Video shows Serrano — who at 5’7″ and 200 pounds is considerably larger than Aksornnan — launch herself at the grieving victim and tackle her to the ground.

Two other women with Serrano joined in, kicking and punching the victim while Serrano had her pinned down, video shows.

One of those women, identified as Julie Yvette Rodriguez, mean-mugs a bystander who was recording the incident, yelling “B–, I’ll f– you up” toward the end of the video.

Screenshot_2021-04-26 Asian Netizens Have Methodically Identified Those Responsible for Ponzu’s Death - Asian Dawn
Julie Yvette Rodriguez. Credit: Facebook via Asian-Dawn.com

After the incident, Rodriguez allegedly left anti-Asian comments and pictures on Aksornnan’s post about the death of her cat.

“English please ching ching,” she allegedly wrote, according to a screenshot shared on Twitter, before following it up with a meme of a stereotypical Asian man.

Screenshot_2021-04-26 Jowin Marie Batoon 🇵🇭 on Twitter
Credit: Instagram via twitter/Jowin Marie Batoon

The worst take on the incident goes to Jezebel’s Megan Reynolds, who imagined a bizarre economic disparity justification for the attack, noting the “park is full of picnicking gentrifiers.” Serrano and her cohort, Reynolds wrote, were seemingly incensed “about the fact that [Ponzu] was a cat on a leash, walking as if he owned the place.”

“Ponzu was in the wrong place at the wrong time, and something about the temerity of walking an Instagram-influencer cat on a leash was a larger symbol of economic disparity,” Reynolds wrote.

While she does acknowledge that she “can’t imagine a circumstance where I’d be so upset about it that I’d provoke an attack,” she alternately proposes the attack could have been prompted by “collective pandemic fatigue, shared by all of us in different ways, that manifested in violence and ended in tragedy.”

While the incident brought out a lot of ugliness, it also brought at least three communities together to console the victims and seek justice — neighbors and friends of the victim, the Asian-American community in Brooklyn, and local restaurant owners.

Aksornnan, who owns a Brooklyn restaurant called Baoburg and is known locally as Chef Bao Bao, received an outpouring of support from customers, neighbors and fellow restaurant owners. Owners of nearby Chinese and Japanese restaurants lent their support, and donors raised more than $65,000.

The money will be used for “the legal fight that is ahead of us,” according to the GoFundMe, as well as a legislative push for more severe animal abuse laws.

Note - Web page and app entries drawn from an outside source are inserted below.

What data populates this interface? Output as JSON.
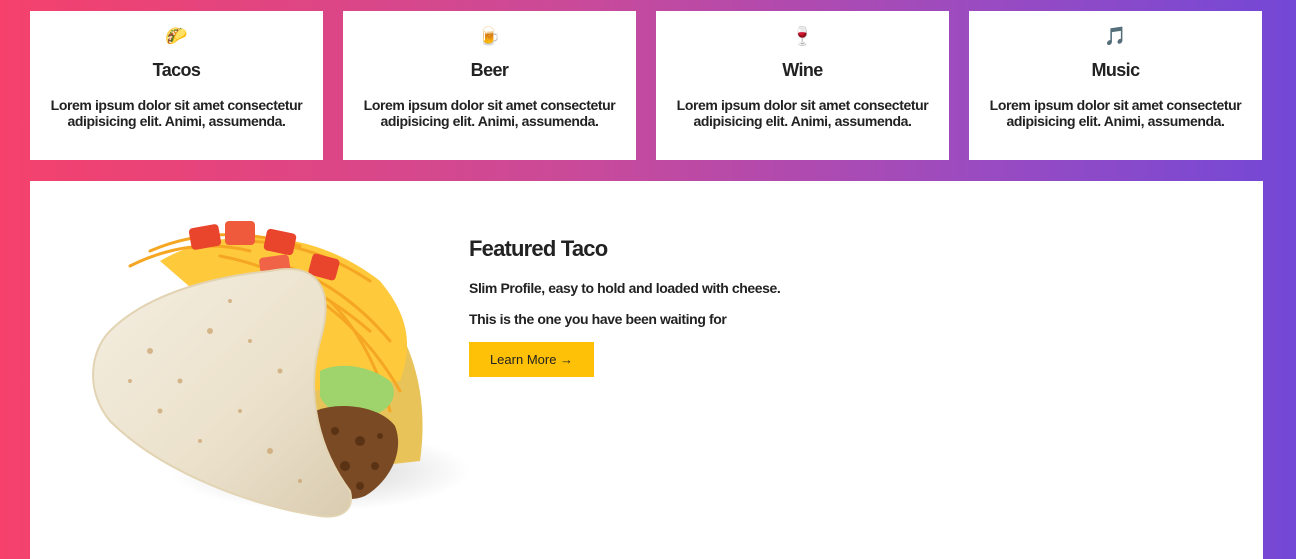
{
  "cards": [
    {
      "icon": "🌮",
      "icon_name": "taco-icon",
      "title": "Tacos",
      "text": "Lorem ipsum dolor sit amet consectetur adipisicing elit. Animi, assumenda."
    },
    {
      "icon": "🍺",
      "icon_name": "beer-icon",
      "title": "Beer",
      "text": "Lorem ipsum dolor sit amet consectetur adipisicing elit. Animi, assumenda."
    },
    {
      "icon": "🍷",
      "icon_name": "wine-icon",
      "title": "Wine",
      "text": "Lorem ipsum dolor sit amet consectetur adipisicing elit. Animi, assumenda."
    },
    {
      "icon": "🎵",
      "icon_name": "music-note-icon",
      "title": "Music",
      "text": "Lorem ipsum dolor sit amet consectetur adipisicing elit. Animi, assumenda."
    }
  ],
  "featured": {
    "title": "Featured Taco",
    "line1": "Slim Profile, easy to hold and loaded with cheese.",
    "line2": "This is the one you have been waiting for",
    "button_label": "Learn More →",
    "button_color": "#ffc107"
  }
}
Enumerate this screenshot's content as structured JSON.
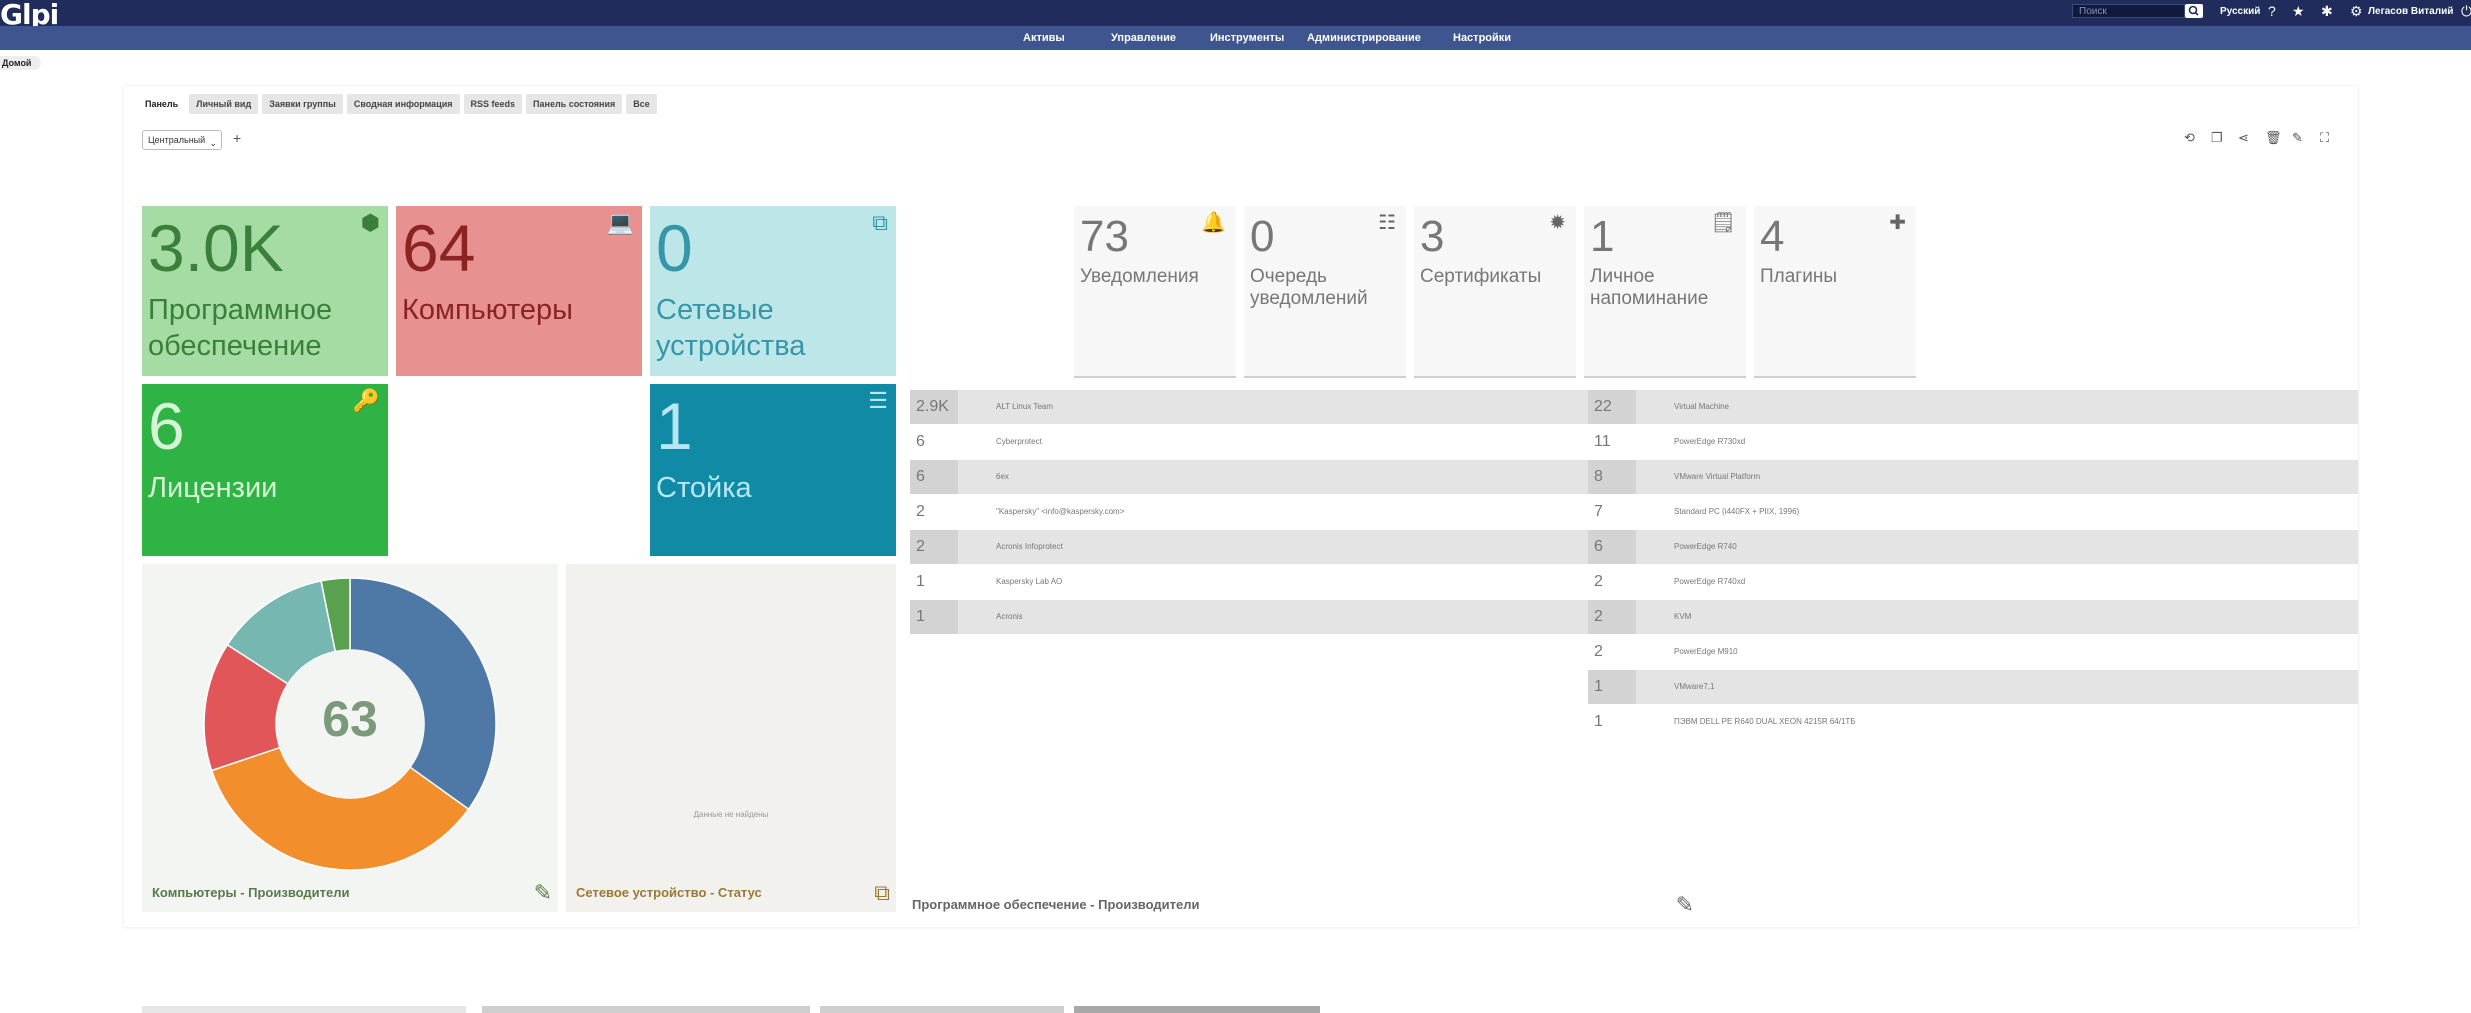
{
  "header": {
    "logo": "Glpi",
    "search_placeholder": "Поиск",
    "language": "Русский",
    "user": "Легасов Виталий",
    "icons": [
      "search-icon",
      "help-icon",
      "star-icon",
      "bug-icon",
      "gear-icon",
      "logout-icon"
    ]
  },
  "menu": [
    "Активы",
    "Управление",
    "Инструменты",
    "Администрирование",
    "Настройки"
  ],
  "breadcrumb": "Домой",
  "tabs": [
    "Панель",
    "Личный вид",
    "Заявки группы",
    "Сводная информация",
    "RSS feeds",
    "Панель состояния",
    "Все"
  ],
  "dashboard": {
    "selected": "Центральный",
    "add": "+",
    "toolbar_icons": [
      "history-icon",
      "clone-icon",
      "share-icon",
      "trash-icon",
      "edit-icon",
      "fullscreen-icon"
    ]
  },
  "cards": [
    {
      "value": "3.0K",
      "label": "Программное обеспечение",
      "icon": "box-icon",
      "bg": "#a4dca4",
      "fg": "#3a7f3a"
    },
    {
      "value": "64",
      "label": "Компьютеры",
      "icon": "laptop-icon",
      "bg": "#e79191",
      "fg": "#8b2323"
    },
    {
      "value": "0",
      "label": "Сетевые устройства",
      "icon": "network-icon",
      "bg": "#bde6e9",
      "fg": "#3696a8"
    },
    {
      "value": "6",
      "label": "Лицензии",
      "icon": "key-icon",
      "bg": "#2eb344",
      "fg": "#d6f5d6"
    },
    {
      "value": "1",
      "label": "Стойка",
      "icon": "server-icon",
      "bg": "#118aa5",
      "fg": "#b6e7f2"
    }
  ],
  "gray_cards": [
    {
      "value": "73",
      "label": "Уведомления",
      "icon": "bell-icon"
    },
    {
      "value": "0",
      "label": "Очередь уведомлений",
      "icon": "list-icon"
    },
    {
      "value": "3",
      "label": "Сертификаты",
      "icon": "certificate-icon"
    },
    {
      "value": "1",
      "label": "Личное напоминание",
      "icon": "note-icon"
    },
    {
      "value": "4",
      "label": "Плагины",
      "icon": "puzzle-icon"
    }
  ],
  "software_manufacturers": [
    {
      "count": "2.9K",
      "name": "ALT Linux Team"
    },
    {
      "count": "6",
      "name": "Cyberprotect"
    },
    {
      "count": "6",
      "name": "6ex"
    },
    {
      "count": "2",
      "name": "\"Kaspersky\" <info@kaspersky.com>"
    },
    {
      "count": "2",
      "name": "Acronis Infoprotect"
    },
    {
      "count": "1",
      "name": "Kaspersky Lab AO"
    },
    {
      "count": "1",
      "name": "Acronis"
    }
  ],
  "computer_models": [
    {
      "count": "22",
      "name": "Virtual Machine"
    },
    {
      "count": "11",
      "name": "PowerEdge R730xd"
    },
    {
      "count": "8",
      "name": "VMware Virtual Platform"
    },
    {
      "count": "7",
      "name": "Standard PC (i440FX + PIIX, 1996)"
    },
    {
      "count": "6",
      "name": "PowerEdge R740"
    },
    {
      "count": "2",
      "name": "PowerEdge R740xd"
    },
    {
      "count": "2",
      "name": "KVM"
    },
    {
      "count": "2",
      "name": "PowerEdge M910"
    },
    {
      "count": "1",
      "name": "VMware7,1"
    },
    {
      "count": "1",
      "name": "ПЭВМ DELL PE R640 DUAL XEON 4215R 64/1ТБ"
    }
  ],
  "panels": {
    "pie_title": "Компьютеры - Производители",
    "pie_total": "63",
    "network_title": "Сетевое устройство - Статус",
    "network_empty": "Данные не найдены",
    "software_title": "Программное обеспечение - Производители"
  },
  "chart_data": {
    "type": "pie",
    "title": "Компьютеры - Производители",
    "total": 63,
    "slices": [
      {
        "value": 22,
        "color": "#4e79a7"
      },
      {
        "value": 22,
        "color": "#f28e2b"
      },
      {
        "value": 9,
        "color": "#e15759"
      },
      {
        "value": 8,
        "color": "#76b7b2"
      },
      {
        "value": 2,
        "color": "#59a14f"
      }
    ]
  }
}
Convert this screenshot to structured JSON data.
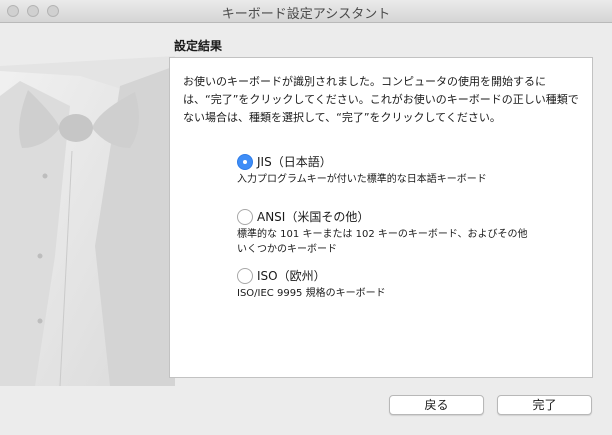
{
  "window": {
    "title": "キーボード設定アシスタント"
  },
  "section": {
    "title": "設定結果"
  },
  "instructions": "お使いのキーボードが識別されました。コンピュータの使用を開始するには、“完了”をクリックしてください。これがお使いのキーボードの正しい種類でない場合は、種類を選択して、“完了”をクリックしてください。",
  "options": [
    {
      "label": "JIS（日本語）",
      "description": "入力プログラムキーが付いた標準的な日本語キーボード",
      "selected": true
    },
    {
      "label": "ANSI（米国その他）",
      "description": "標準的な 101 キーまたは 102 キーのキーボード、およびその他いくつかのキーボード",
      "selected": false
    },
    {
      "label": "ISO（欧州）",
      "description": "ISO/IEC 9995 規格のキーボード",
      "selected": false
    }
  ],
  "buttons": {
    "back": "戻る",
    "done": "完了"
  },
  "colors": {
    "accent": "#3e8df7",
    "window_bg": "#ececec",
    "panel_bg": "#ffffff"
  }
}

In New York, pets are considered property and harming an animal results in — at most — a misdemeanor under the state’s Agriculture and Markets law.